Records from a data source
□ □ □ □

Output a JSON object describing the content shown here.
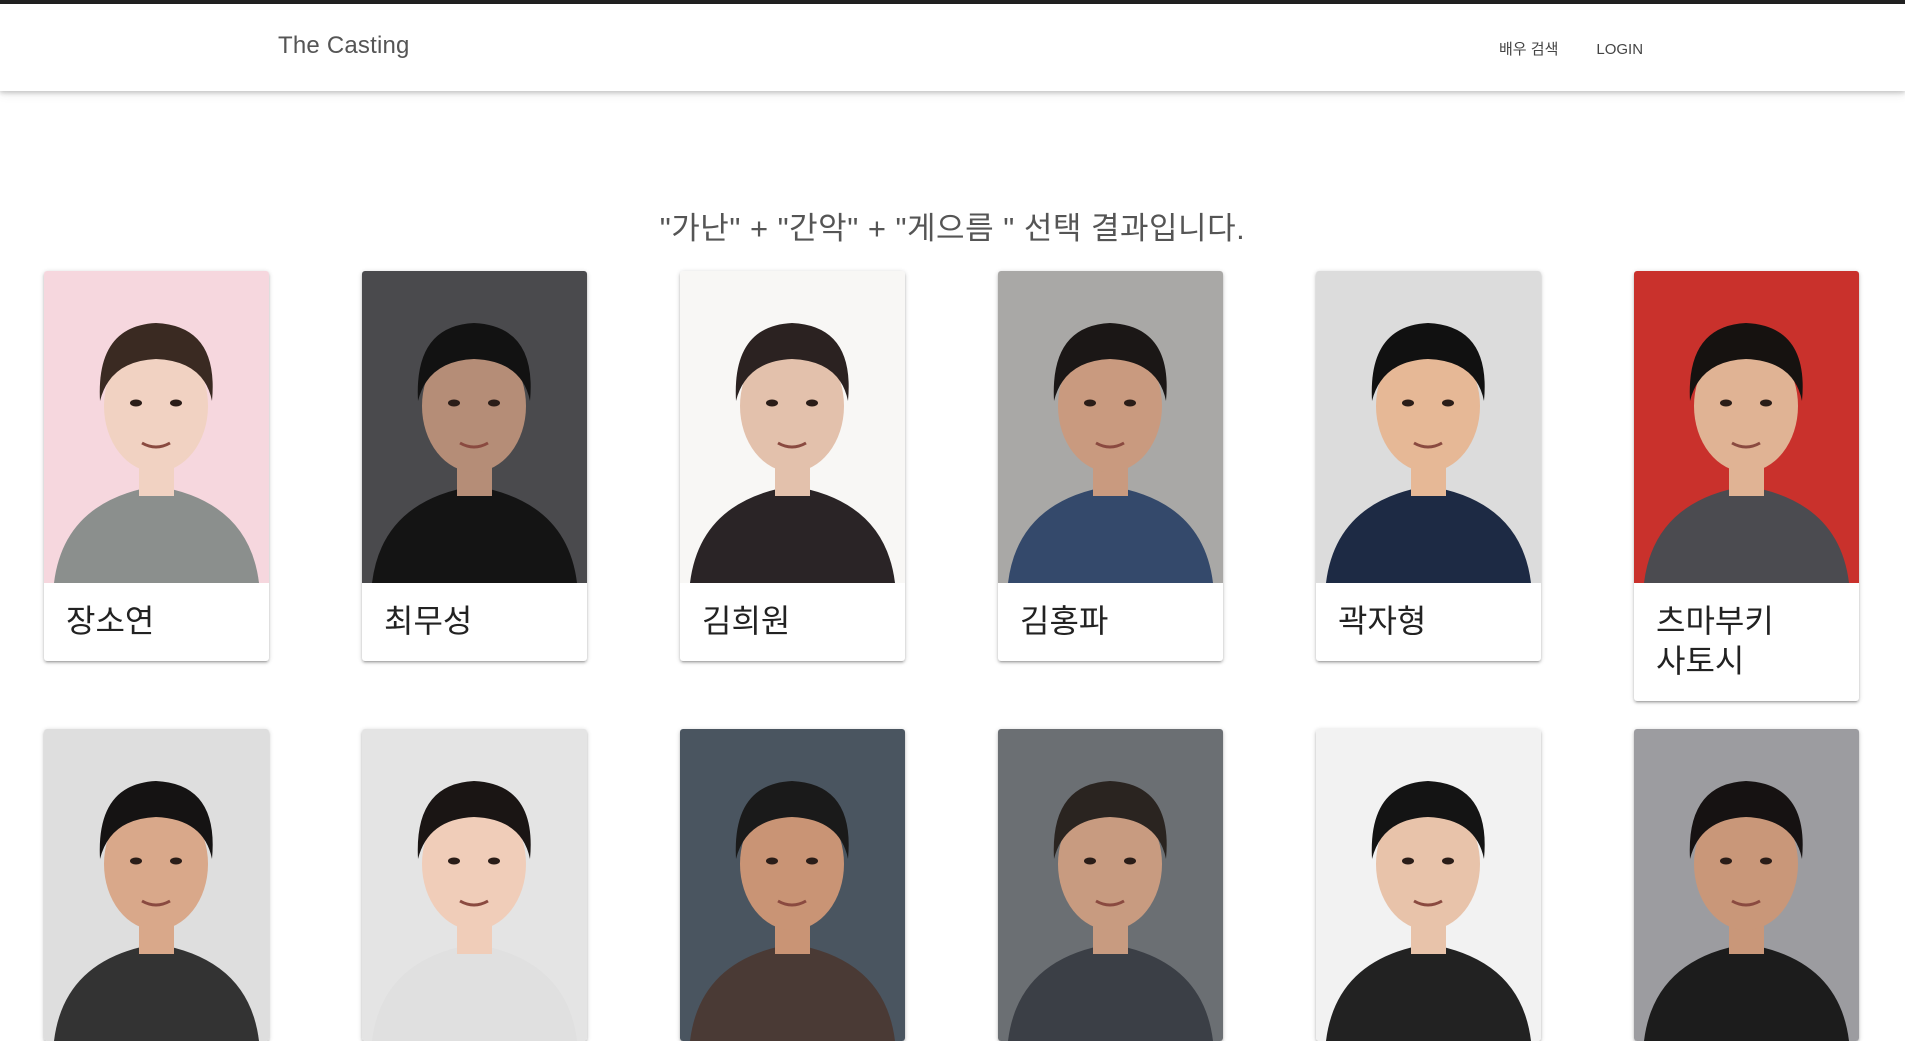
{
  "header": {
    "brand": "The Casting",
    "nav": [
      {
        "label": "배우 검색"
      },
      {
        "label": "LOGIN"
      }
    ]
  },
  "main": {
    "result_heading": "\"가난\" + \"간악\" + \"게으름 \" 선택 결과입니다."
  },
  "actors": [
    {
      "name": "장소연",
      "bg": "#f6d7de",
      "hair": "#3a2a22",
      "skin": "#f1d2c2",
      "cloth": "#8b8f8d"
    },
    {
      "name": "최무성",
      "bg": "#4a4a4d",
      "hair": "#121212",
      "skin": "#b58d77",
      "cloth": "#141414"
    },
    {
      "name": "김희원",
      "bg": "#f8f7f5",
      "hair": "#2b2221",
      "skin": "#e3c1ac",
      "cloth": "#2a2426"
    },
    {
      "name": "김홍파",
      "bg": "#a9a8a6",
      "hair": "#1b1716",
      "skin": "#c99a7f",
      "cloth": "#34496b"
    },
    {
      "name": "곽자형",
      "bg": "#dcdcdc",
      "hair": "#111111",
      "skin": "#e6b896",
      "cloth": "#1d2a44"
    },
    {
      "name": "츠마부키 사토시",
      "bg": "#c9312c",
      "hair": "#161210",
      "skin": "#e0b394",
      "cloth": "#4b4b50"
    },
    {
      "name": "",
      "bg": "#dedede",
      "hair": "#151313",
      "skin": "#d9a88a",
      "cloth": "#333333"
    },
    {
      "name": "",
      "bg": "#e4e4e4",
      "hair": "#1a1514",
      "skin": "#f0cdb9",
      "cloth": "#e0e0e0"
    },
    {
      "name": "",
      "bg": "#4a5560",
      "hair": "#1a1a1a",
      "skin": "#c99475",
      "cloth": "#4a3a35"
    },
    {
      "name": "",
      "bg": "#6b6f73",
      "hair": "#2a2420",
      "skin": "#c89b80",
      "cloth": "#3b3f46"
    },
    {
      "name": "",
      "bg": "#f2f2f2",
      "hair": "#141414",
      "skin": "#e8c3aa",
      "cloth": "#222222"
    },
    {
      "name": "",
      "bg": "#9c9ca0",
      "hair": "#161212",
      "skin": "#c99779",
      "cloth": "#1c1c1c"
    }
  ]
}
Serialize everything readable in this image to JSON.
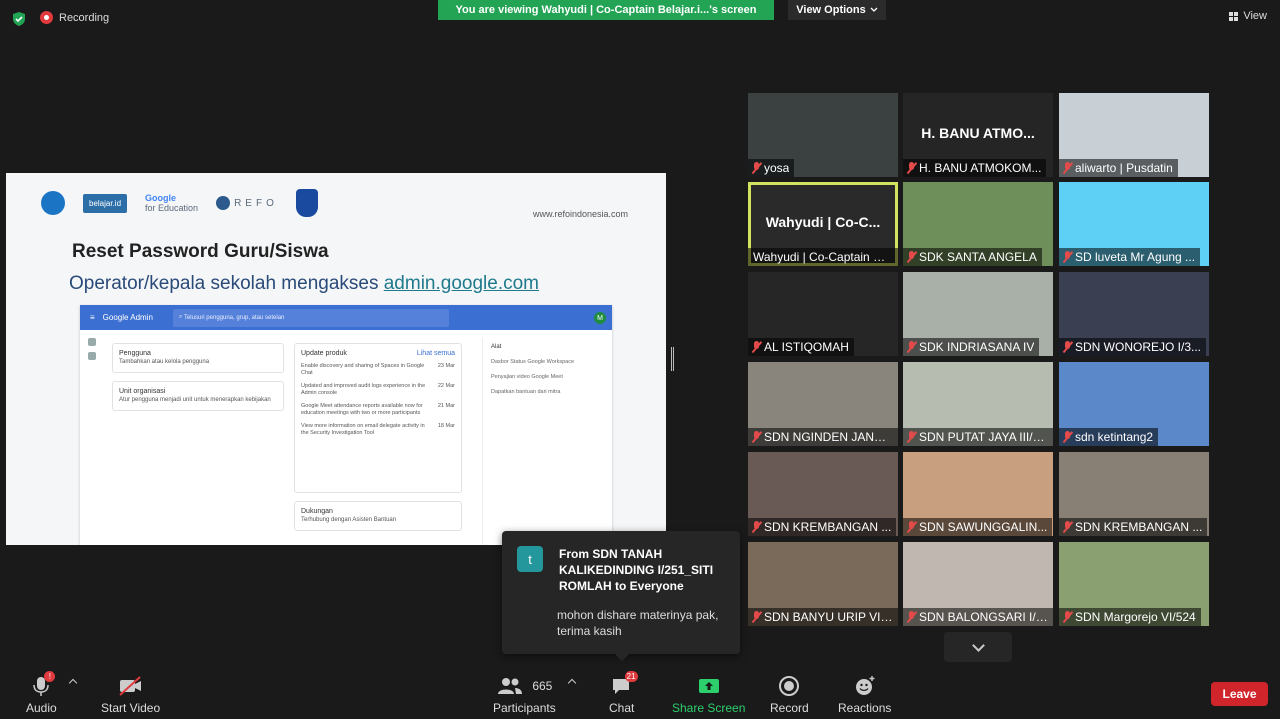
{
  "topbar": {
    "recording_label": "Recording",
    "viewing_banner": "You are viewing Wahyudi | Co-Captain Belajar.i...'s screen",
    "view_options_label": "View Options",
    "view_label": "View",
    "banner_color": "#23a455"
  },
  "slide": {
    "logo_belajar": "belajar.id",
    "logo_google_line1": "Google",
    "logo_google_line2": "for Education",
    "logo_refo": "REFO",
    "url": "www.refoindonesia.com",
    "title": "Reset Password Guru/Siswa",
    "subtitle_prefix": "Operator/kepala sekolah mengakses ",
    "subtitle_link": "admin.google.com",
    "admin": {
      "brand": "Google Admin",
      "search_placeholder": "Telusuri pengguna, grup, atau setelan",
      "avatar": "M",
      "card_users_title": "Pengguna",
      "card_users_desc": "Tambahkan atau kelola pengguna",
      "card_org_title": "Unit organisasi",
      "card_org_desc": "Atur pengguna menjadi unit untuk menerapkan kebijakan",
      "card_updates_title": "Update produk",
      "card_updates_link": "Lihat semua",
      "updates": [
        {
          "text": "Enable discovery and sharing of Spaces in Google Chat",
          "date": "23 Mar"
        },
        {
          "text": "Updated and improved audit logs experience in the Admin console",
          "date": "22 Mar"
        },
        {
          "text": "Google Meet attendance reports available now for education meetings with two or more participants",
          "date": "21 Mar"
        },
        {
          "text": "View more information on email delegate activity in the Security Investigation Tool",
          "date": "18 Mar"
        }
      ],
      "card_support_title": "Dukungan",
      "card_support_desc": "Terhubung dengan Asisten Bantuan",
      "tools_title": "Alat",
      "tools": [
        "Dasbor Status Google Workspace",
        "Penyajian video Google Meet",
        "Dapatkan bantuan dari mitra"
      ]
    }
  },
  "gallery": [
    {
      "big": "",
      "name": "yosa",
      "muted": true
    },
    {
      "big": "H. BANU ATMO...",
      "name": "H. BANU ATMOKOM...",
      "muted": true
    },
    {
      "big": "",
      "name": "aliwarto | Pusdatin",
      "muted": true
    },
    {
      "big": "Wahyudi | Co-C...",
      "name": "Wahyudi | Co-Captain Be...",
      "muted": false,
      "active": true
    },
    {
      "big": "",
      "name": "SDK SANTA ANGELA",
      "muted": true
    },
    {
      "big": "",
      "name": "SD luveta Mr Agung ...",
      "muted": true
    },
    {
      "big": "",
      "name": "AL ISTIQOMAH",
      "muted": true
    },
    {
      "big": "",
      "name": "SDK INDRIASANA IV",
      "muted": true
    },
    {
      "big": "",
      "name": "SDN WONOREJO I/3...",
      "muted": true
    },
    {
      "big": "",
      "name": "SDN NGINDEN JANG...",
      "muted": true
    },
    {
      "big": "",
      "name": "SDN PUTAT JAYA III/3...",
      "muted": true
    },
    {
      "big": "",
      "name": "sdn ketintang2",
      "muted": true
    },
    {
      "big": "",
      "name": "SDN KREMBANGAN ...",
      "muted": true
    },
    {
      "big": "",
      "name": "SDN SAWUNGGALIN...",
      "muted": true
    },
    {
      "big": "",
      "name": "SDN KREMBANGAN ...",
      "muted": true
    },
    {
      "big": "",
      "name": "SDN BANYU URIP VI/...",
      "muted": true
    },
    {
      "big": "",
      "name": "SDN BALONGSARI I/5...",
      "muted": true
    },
    {
      "big": "",
      "name": "SDN Margorejo VI/524",
      "muted": true
    }
  ],
  "chat_popup": {
    "avatar_letter": "t",
    "from": "From SDN TANAH KALIKEDINDING I/251_SITI ROMLAH to Everyone",
    "message": "mohon dishare materinya pak, terima kasih"
  },
  "toolbar": {
    "audio_label": "Audio",
    "audio_badge": "!",
    "video_label": "Start Video",
    "participants_label": "Participants",
    "participants_count": "665",
    "chat_label": "Chat",
    "chat_badge": "21",
    "share_label": "Share Screen",
    "record_label": "Record",
    "reactions_label": "Reactions",
    "leave_label": "Leave"
  }
}
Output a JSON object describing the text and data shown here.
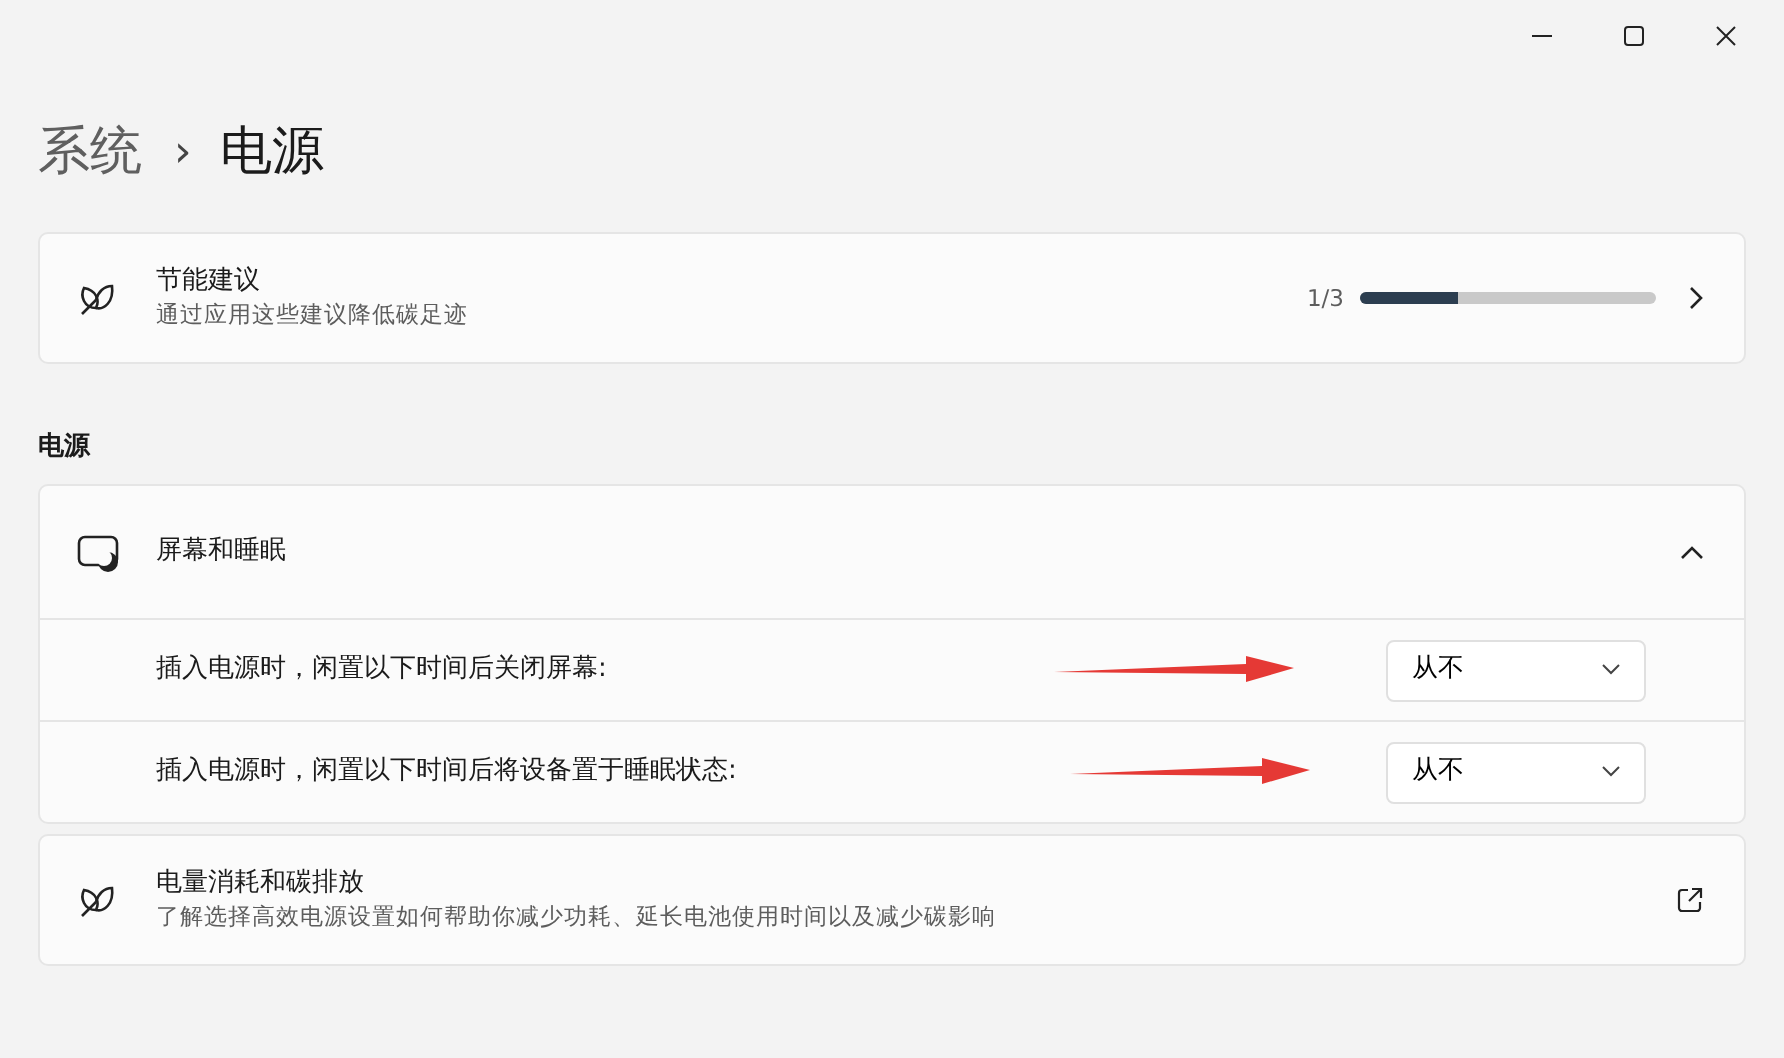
{
  "window": {
    "controls": [
      {
        "kind": "minimize"
      },
      {
        "kind": "maximize"
      },
      {
        "kind": "close"
      }
    ]
  },
  "breadcrumb": {
    "parent": "系统",
    "separator": "›",
    "current": "电源"
  },
  "recommendations": {
    "title": "节能建议",
    "subtitle": "通过应用这些建议降低碳足迹",
    "count": "1/3",
    "level": 0.33
  },
  "section_title": "电源",
  "screen_sleep": {
    "title": "屏幕和睡眠",
    "expanded": true,
    "settings": [
      {
        "label": "插入电源时，闲置以下时间后关闭屏幕:",
        "value": "从不",
        "arrow": true
      },
      {
        "label": "插入电源时，闲置以下时间后将设备置于睡眠状态:",
        "value": "从不",
        "arrow": true
      }
    ]
  },
  "energy": {
    "title": "电量消耗和碳排放",
    "subtitle": "了解选择高效电源设置如何帮助你减少功耗、延长电池使用时间以及减少碳影响"
  }
}
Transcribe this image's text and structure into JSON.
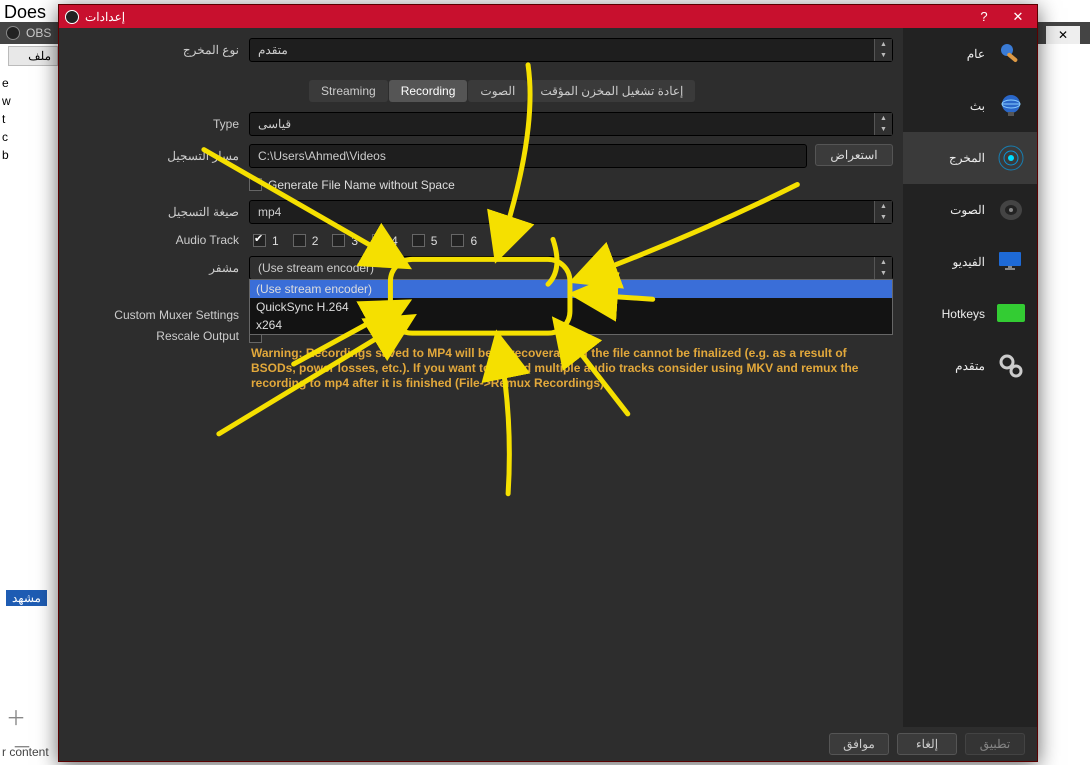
{
  "bg": {
    "doc": "Does",
    "obs": "OBS",
    "menu": "ملف",
    "leftletters": "e\nw\nt\nc\nb",
    "bottom": "r content",
    "scene": "مشهد",
    "plus": "＋",
    "minus": "－"
  },
  "titlebar": {
    "title": "إعدادات",
    "help": "?",
    "close": "✕",
    "bgclose": "✕"
  },
  "sidebar": {
    "items": [
      {
        "label": "عام"
      },
      {
        "label": "بث"
      },
      {
        "label": "المخرج"
      },
      {
        "label": "الصوت"
      },
      {
        "label": "الفيديو"
      },
      {
        "label": "Hotkeys"
      },
      {
        "label": "متقدم"
      }
    ]
  },
  "out": {
    "mode_label": "نوع المخرج",
    "mode_value": "متقدم",
    "tabs": {
      "streaming": "Streaming",
      "recording": "Recording",
      "audio": "الصوت",
      "replay": "إعادة تشغيل المخزن المؤقت"
    },
    "type_label": "Type",
    "type_value": "قياسى",
    "path_label": "مسار التسجيل",
    "path_value": "C:\\Users\\Ahmed\\Videos",
    "browse": "استعراض",
    "nospace": "Generate File Name without Space",
    "format_label": "صيغة التسجيل",
    "format_value": "mp4",
    "track_label": "Audio Track",
    "tracks": [
      "1",
      "2",
      "3",
      "4",
      "5",
      "6"
    ],
    "encoder_label": "مشفر",
    "encoder_value": "(Use stream encoder)",
    "enc_opts": [
      "(Use stream encoder)",
      "QuickSync H.264",
      "x264"
    ],
    "rescale_label": "Rescale Output",
    "muxer_label": "Custom Muxer Settings",
    "warn": "Warning: Recordings saved to MP4 will be unrecoverable if the file cannot be finalized (e.g. as a result of BSODs, power losses, etc.). If you want to record multiple audio tracks consider using MKV and remux the recording to mp4 after it is finished (File->Remux Recordings)"
  },
  "footer": {
    "ok": "موافق",
    "cancel": "إلغاء",
    "apply": "تطبيق"
  }
}
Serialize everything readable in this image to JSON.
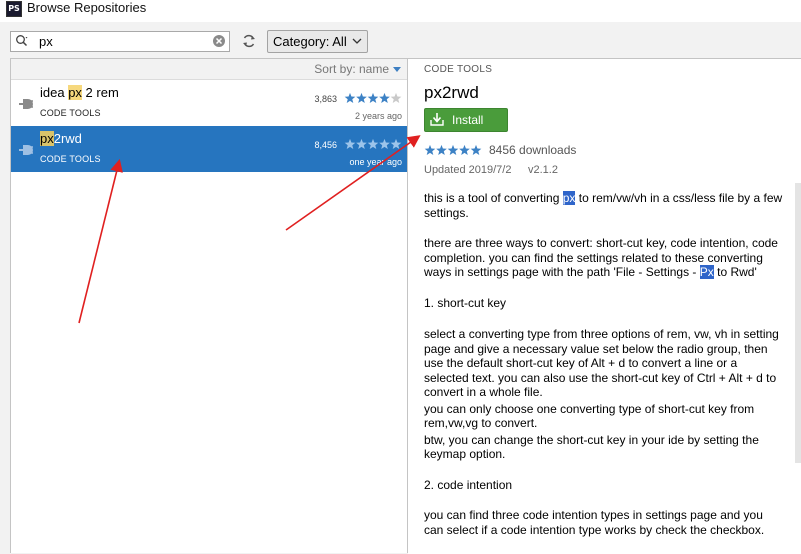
{
  "window": {
    "title": "Browse Repositories",
    "app_icon": "PS"
  },
  "toolbar": {
    "search_value": "px",
    "category_label": "Category: All"
  },
  "list": {
    "sort_label": "Sort by: name",
    "plugins": [
      {
        "name_pre": "idea ",
        "name_match": "px",
        "name_post": " 2 rem",
        "category": "CODE TOOLS",
        "downloads": "3,863",
        "rating": 4,
        "age": "2 years ago",
        "selected": false
      },
      {
        "name_pre": "",
        "name_match": "px",
        "name_post": "2rwd",
        "category": "CODE TOOLS",
        "downloads": "8,456",
        "rating": 5,
        "age": "one year ago",
        "selected": true
      }
    ]
  },
  "detail": {
    "category": "CODE TOOLS",
    "title": "px2rwd",
    "install_label": "Install",
    "rating": 5,
    "downloads": "8456 downloads",
    "updated": "Updated 2019/7/2",
    "version": "v2.1.2",
    "p1_pre": "this is a tool of converting ",
    "p1_match": "px",
    "p1_post": " to rem/vw/vh in a css/less file by a few settings.",
    "p2_pre": "there are three ways to convert: short-cut key, code intention, code completion. you can find the settings related to these converting ways in settings page with the path 'File - Settings - ",
    "p2_match": "Px",
    "p2_post": " to Rwd'",
    "h1": "1. short-cut key",
    "p3": "select a converting type from three options of rem, vw, vh in setting page and give a necessary value set below the radio group, then use the default short-cut key of Alt + d to convert a line or a selected text. you can also use the short-cut key of Ctrl + Alt + d to convert in a whole file.",
    "p4": "you can only choose one converting type of short-cut key from rem,vw,vg to convert.",
    "p5": "btw, you can change the short-cut key in your ide by setting the keymap option.",
    "h2": "2. code intention",
    "p6": "you can find three code intention types in settings page and you can select if a code intention type works by check the checkbox."
  },
  "colors": {
    "selection": "#2675bf",
    "install": "#4a9c3b",
    "star": "#3d82c5",
    "annotation": "#e02020"
  }
}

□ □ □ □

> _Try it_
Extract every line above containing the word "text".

> _Written solution_
          "text": "Enable discovery and sharing of Spaces in Google Chat",
          "text": "Updated and improved audit logs experience in the Admin console",
          "text": "Google Meet attendance reports available now for education meetings with two or more participants",
          "text": "View more information on email delegate activity in the Security Investigation Tool",
Output a JSON object describing the text and data shown here.
Transcribe this image's text and structure into JSON.
    "p3": "select a converting type from three options of rem, vw, vh in setting page and give a necessary value set below the radio group, then use the default short-cut key of Alt + d to convert a line or a selected text. you can also use the short-cut key of Ctrl + Alt + d to convert in a whole file.",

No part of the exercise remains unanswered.